*** Input material ***

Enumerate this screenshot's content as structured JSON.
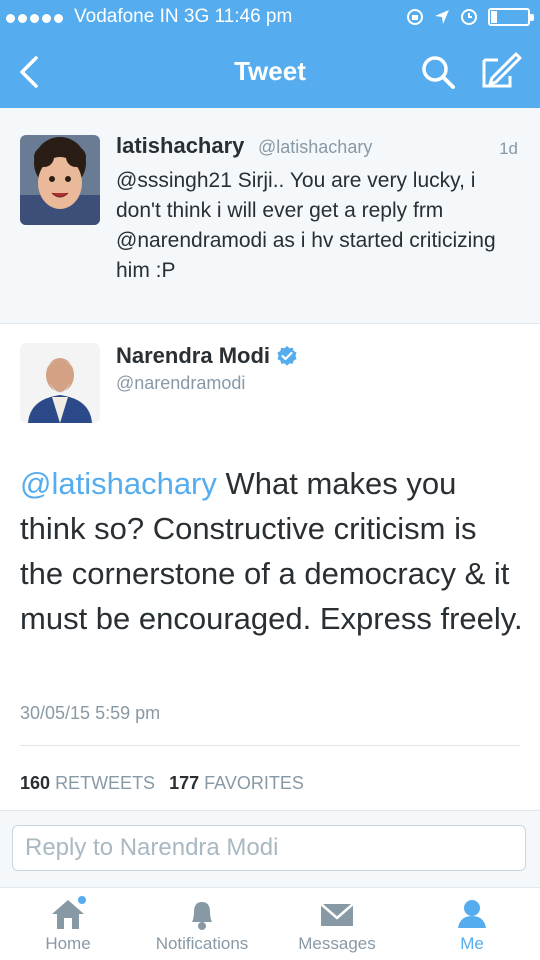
{
  "status_bar": {
    "carrier": "Vodafone IN",
    "network": "3G",
    "time": "11:46 pm",
    "battery_level": 0.15
  },
  "nav": {
    "title": "Tweet",
    "icons": [
      "back-chevron-icon",
      "search-icon",
      "compose-icon"
    ]
  },
  "reply_tweet": {
    "name": "latishachary",
    "handle": "@latishachary",
    "time": "1d",
    "text": "@sssingh21 Sirji.. You are very lucky, i don't think i will ever get a reply frm @narendramodi as i hv started criticizing him :P"
  },
  "main_tweet": {
    "name": "Narendra Modi",
    "verified": true,
    "handle": "@narendramodi",
    "mention": "@latishachary",
    "text": " What makes you think so? Constructive criticism is the cornerstone of a democracy & it must be encouraged. Express freely.",
    "date": "30/05/15 5:59 pm",
    "retweets_count": "160",
    "retweets_label": "RETWEETS",
    "favorites_count": "177",
    "favorites_label": "FAVORITES"
  },
  "reply_bar": {
    "placeholder": "Reply to Narendra Modi"
  },
  "tabbar": {
    "tabs": [
      {
        "label": "Home",
        "icon": "home-icon"
      },
      {
        "label": "Notifications",
        "icon": "bell-icon"
      },
      {
        "label": "Messages",
        "icon": "envelope-icon"
      },
      {
        "label": "Me",
        "icon": "person-icon"
      }
    ],
    "active": "Me"
  },
  "colors": {
    "accent": "#55acee",
    "text": "#292f33",
    "muted": "#8899a6"
  }
}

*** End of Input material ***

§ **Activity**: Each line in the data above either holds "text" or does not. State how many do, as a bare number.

§ **Solution to this exercise**: 3